One of the Justices, with whom three Justices agreed, gave their dissenting opinion. According to the Judges, the right of peaceful assembly is a human right and not only a right of citizens. Therefore Article 5 of the act, which stated that only Hungarian citizens and those with a residence or settlement permit can organise an assembly in Hungary, violates the basic right of assembly. The separate opinion emphasises that the notion of "gathering" used by the Act is too vague, and therefore it makes it possible for the police to use force without sufficient reason.
Justice Kukorelli in the separate opinion stressed that in general there is no conflict between the right of assembly and the right to freedom of movement. The latter does not mean that the participants of a public meeting have the right to use a specific route. The right of assembly is sometimes in conflict with the interest of the undisrupted traffic.

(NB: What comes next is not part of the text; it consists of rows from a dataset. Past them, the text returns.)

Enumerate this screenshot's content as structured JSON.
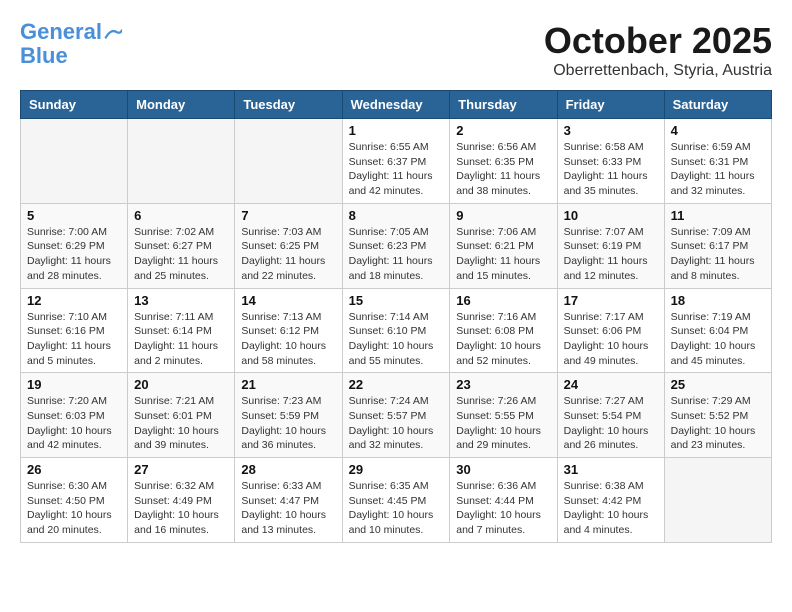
{
  "header": {
    "logo_general": "General",
    "logo_blue": "Blue",
    "month_title": "October 2025",
    "location": "Oberrettenbach, Styria, Austria"
  },
  "weekdays": [
    "Sunday",
    "Monday",
    "Tuesday",
    "Wednesday",
    "Thursday",
    "Friday",
    "Saturday"
  ],
  "weeks": [
    [
      {
        "day": "",
        "info": ""
      },
      {
        "day": "",
        "info": ""
      },
      {
        "day": "",
        "info": ""
      },
      {
        "day": "1",
        "info": "Sunrise: 6:55 AM\nSunset: 6:37 PM\nDaylight: 11 hours\nand 42 minutes."
      },
      {
        "day": "2",
        "info": "Sunrise: 6:56 AM\nSunset: 6:35 PM\nDaylight: 11 hours\nand 38 minutes."
      },
      {
        "day": "3",
        "info": "Sunrise: 6:58 AM\nSunset: 6:33 PM\nDaylight: 11 hours\nand 35 minutes."
      },
      {
        "day": "4",
        "info": "Sunrise: 6:59 AM\nSunset: 6:31 PM\nDaylight: 11 hours\nand 32 minutes."
      }
    ],
    [
      {
        "day": "5",
        "info": "Sunrise: 7:00 AM\nSunset: 6:29 PM\nDaylight: 11 hours\nand 28 minutes."
      },
      {
        "day": "6",
        "info": "Sunrise: 7:02 AM\nSunset: 6:27 PM\nDaylight: 11 hours\nand 25 minutes."
      },
      {
        "day": "7",
        "info": "Sunrise: 7:03 AM\nSunset: 6:25 PM\nDaylight: 11 hours\nand 22 minutes."
      },
      {
        "day": "8",
        "info": "Sunrise: 7:05 AM\nSunset: 6:23 PM\nDaylight: 11 hours\nand 18 minutes."
      },
      {
        "day": "9",
        "info": "Sunrise: 7:06 AM\nSunset: 6:21 PM\nDaylight: 11 hours\nand 15 minutes."
      },
      {
        "day": "10",
        "info": "Sunrise: 7:07 AM\nSunset: 6:19 PM\nDaylight: 11 hours\nand 12 minutes."
      },
      {
        "day": "11",
        "info": "Sunrise: 7:09 AM\nSunset: 6:17 PM\nDaylight: 11 hours\nand 8 minutes."
      }
    ],
    [
      {
        "day": "12",
        "info": "Sunrise: 7:10 AM\nSunset: 6:16 PM\nDaylight: 11 hours\nand 5 minutes."
      },
      {
        "day": "13",
        "info": "Sunrise: 7:11 AM\nSunset: 6:14 PM\nDaylight: 11 hours\nand 2 minutes."
      },
      {
        "day": "14",
        "info": "Sunrise: 7:13 AM\nSunset: 6:12 PM\nDaylight: 10 hours\nand 58 minutes."
      },
      {
        "day": "15",
        "info": "Sunrise: 7:14 AM\nSunset: 6:10 PM\nDaylight: 10 hours\nand 55 minutes."
      },
      {
        "day": "16",
        "info": "Sunrise: 7:16 AM\nSunset: 6:08 PM\nDaylight: 10 hours\nand 52 minutes."
      },
      {
        "day": "17",
        "info": "Sunrise: 7:17 AM\nSunset: 6:06 PM\nDaylight: 10 hours\nand 49 minutes."
      },
      {
        "day": "18",
        "info": "Sunrise: 7:19 AM\nSunset: 6:04 PM\nDaylight: 10 hours\nand 45 minutes."
      }
    ],
    [
      {
        "day": "19",
        "info": "Sunrise: 7:20 AM\nSunset: 6:03 PM\nDaylight: 10 hours\nand 42 minutes."
      },
      {
        "day": "20",
        "info": "Sunrise: 7:21 AM\nSunset: 6:01 PM\nDaylight: 10 hours\nand 39 minutes."
      },
      {
        "day": "21",
        "info": "Sunrise: 7:23 AM\nSunset: 5:59 PM\nDaylight: 10 hours\nand 36 minutes."
      },
      {
        "day": "22",
        "info": "Sunrise: 7:24 AM\nSunset: 5:57 PM\nDaylight: 10 hours\nand 32 minutes."
      },
      {
        "day": "23",
        "info": "Sunrise: 7:26 AM\nSunset: 5:55 PM\nDaylight: 10 hours\nand 29 minutes."
      },
      {
        "day": "24",
        "info": "Sunrise: 7:27 AM\nSunset: 5:54 PM\nDaylight: 10 hours\nand 26 minutes."
      },
      {
        "day": "25",
        "info": "Sunrise: 7:29 AM\nSunset: 5:52 PM\nDaylight: 10 hours\nand 23 minutes."
      }
    ],
    [
      {
        "day": "26",
        "info": "Sunrise: 6:30 AM\nSunset: 4:50 PM\nDaylight: 10 hours\nand 20 minutes."
      },
      {
        "day": "27",
        "info": "Sunrise: 6:32 AM\nSunset: 4:49 PM\nDaylight: 10 hours\nand 16 minutes."
      },
      {
        "day": "28",
        "info": "Sunrise: 6:33 AM\nSunset: 4:47 PM\nDaylight: 10 hours\nand 13 minutes."
      },
      {
        "day": "29",
        "info": "Sunrise: 6:35 AM\nSunset: 4:45 PM\nDaylight: 10 hours\nand 10 minutes."
      },
      {
        "day": "30",
        "info": "Sunrise: 6:36 AM\nSunset: 4:44 PM\nDaylight: 10 hours\nand 7 minutes."
      },
      {
        "day": "31",
        "info": "Sunrise: 6:38 AM\nSunset: 4:42 PM\nDaylight: 10 hours\nand 4 minutes."
      },
      {
        "day": "",
        "info": ""
      }
    ]
  ]
}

Justice Kukorelli denied that the subsequent legal remedy is a sufficient guarantee against the possibility of police power being used arbitrarily. When considering whether to disperse an assembly, the police should take into account whether the meeting violates the rights and freedoms of others, or whether it constitutes a clear and present danger of violating such rights. The police should not use force without trying to convince the participants to break up the gathering. This is important since the right of assembly is one of the most important human rights of self-expression.